[Source material — start]

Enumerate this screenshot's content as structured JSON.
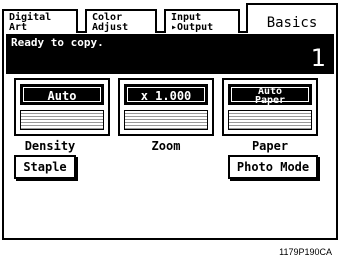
{
  "tabs": [
    {
      "line1": "Digital",
      "line2": "Art"
    },
    {
      "line1": "Color",
      "line2": "Adjust"
    },
    {
      "line1": "Input",
      "line2": "▸Output"
    }
  ],
  "active_tab": "Basics",
  "status": {
    "message": "Ready to copy.",
    "count": "1"
  },
  "controls": {
    "density": {
      "value": "Auto",
      "label": "Density"
    },
    "zoom": {
      "value": "x 1.000",
      "label": "Zoom"
    },
    "paper": {
      "value_line1": "Auto",
      "value_line2": "Paper",
      "label": "Paper"
    }
  },
  "buttons": {
    "staple": "Staple",
    "photo_mode": "Photo Mode"
  },
  "footer_code": "1179P190CA"
}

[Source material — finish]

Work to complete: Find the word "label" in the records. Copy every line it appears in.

Written response:
      "label": "Density"
      "label": "Zoom"
      "label": "Paper"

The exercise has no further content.